Ephraim E. Brown
EPHRAIM E. BROWN, one of the most prosperous and best-known farmers and fruit-growers of Plainfield township, Kent county, Mich., is a native of Otto, Cattaraugus county, N. Y., and was born March 10th, 1844, the eldest child of John and Lucinda (Morris) Brown; the second born was named Charles D., but is now deceased, and the third is Dora, who is married to W. V. Munger, a street railway conductor in Grand Rapids. John Brown, father of Ephraim E., was born in I812, and was the first white child born at Otto, N. Y. The father of John, Ephraim Brown, was the first settler in the township, where he secured a tract of land that belonged to the government, as did all other lands for miles around. He made a clearing and called it "home." He died when John was but thirteen years of age, and the young man continued to clear up the land and improve the homestead, married, and had born to him the small family spoken of above. His death took place in I866. His wife was also a native of Otto, was born in 1824, and is still living. She is a lady of unusual literary tastes and takes an active interest in political movements. Ephraim E. Brown was educated at North East, Pa., and while still engaged at his studies the tocsin of war alarmed the nation.

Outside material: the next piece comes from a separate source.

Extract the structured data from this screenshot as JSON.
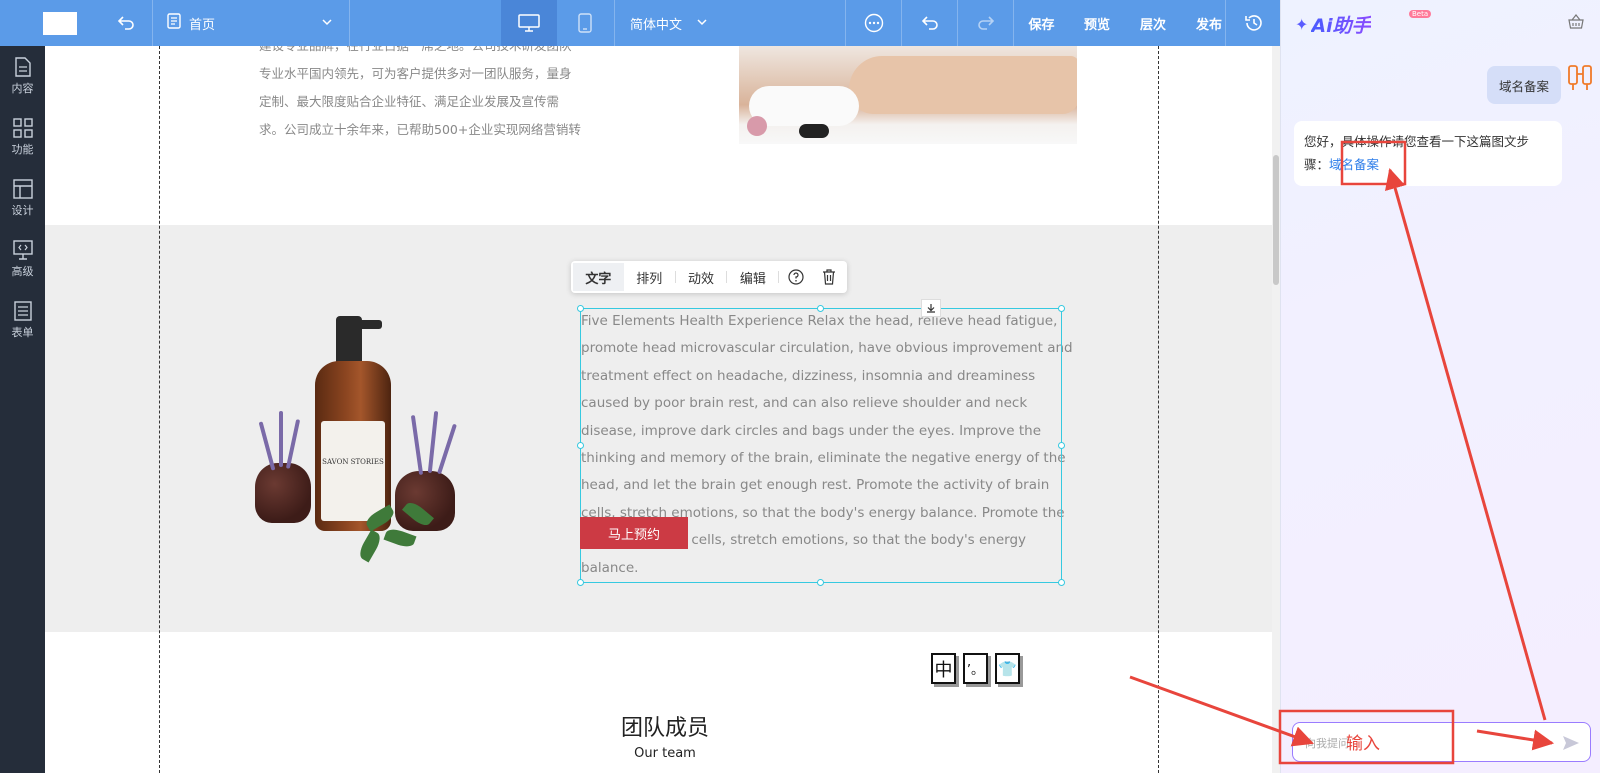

He at once returned to Otto, N. Y., enlisted December 7, 1861, in defense of his country's flag, and was sent thence to Elmira, where he was mustered in as a member of company C, Sixty-fourth New York volunteer infantry, and after four days' drill was sent with the regiment to Washington, D. C. For three weeks the regiment had quarters at Camp R. E. Fenton, near the capitol grounds, whence it was forwarded to Alexandria, Va., where it remained until it was ordered into active service. Without attempting to mention all the marches, skirmishes and battles in which Mr. Brown participated, it will suffice to say that in twenty-six of the most severe battles he manifested the most unflinching courage; at Williamsburg, Fair Oaks, Antietam, Fredericksburg, Chancellorsville, Gettysburg, in the Wilderness and at Spottsylvania he sustained several wounds, and for this gallant service his grateful country now allows him the paltry pension of $10 per month. After the war had closed, Mr. Brown returned to his home in New York and employed himself in farming until the fall of 1867, when he came to Michigan and purchased his present farm in section No. 6, in Plainfield township, Kent county. This farm, or tract of land, rather, was then nothing but a dense wilderness, upon which not a tree had yet been felled. But in this desolate region he set himself manfully to work, made a clearing, erected a small shanty, and shortly afterward found that he was prepared to take unto himself a wife. Accordingly, March Io, I869, Mr. Brown was united in marriage, at Centreville, Mich.,. with Miss Matilda Peterson. This lady was born in Sweden, and was brought to America by her parents in I852. The family located in Buffalo, N. Y., where the parents died during a cholera epidemic in the same year, and Matilda and her three sisters were left unprotected among strangers. She, how ever, found a good home with a family named Hoag, with which she remained until eighteen years of age. When fourteen she accompanied them to Michigan. They located in St. Joseph county, where she secured an education which qualified her for teaching. It was just after having successfully taught one term in Branch county that she became Mrs. Brown. They have ever since resided on his present farm of 163 acres, ninety-three of which are devoted to the raising of the finest varieties of fruit to be found in Kent county. This orchard contains about i5,ooo trees, of which 5,ooo are peach, 4,000 plum, 1.500 pear, 500 cherry, IOO quince, twenty-five apricot, and the remainder apple. The farm is intersected with gravel driveways, and in the center stands a tower, or balcony, thirty-five feet high, from which a birds eye view may be had of the surrounding country. Contrast this pleasant state of affairs with the condition of things when Mr. Brown took possession of his land in the winter of I867, and some idea may be formed of his indefatigable industry and his superior skill as a farmer and horticulturist. In politics Mr. Brown's predilections are toward republicanism. He cast his first presidential vote for Abraham Lincoln, but he has not been in any sense a partisan, nor has he sought public office, preferring to devote his attention to his farm. He and wife stand deservedly high in the esteem of the people of Plainfield, who have every reason to congratulate themselves on having so worthy a couple in their midst.
Created: 29 May 2009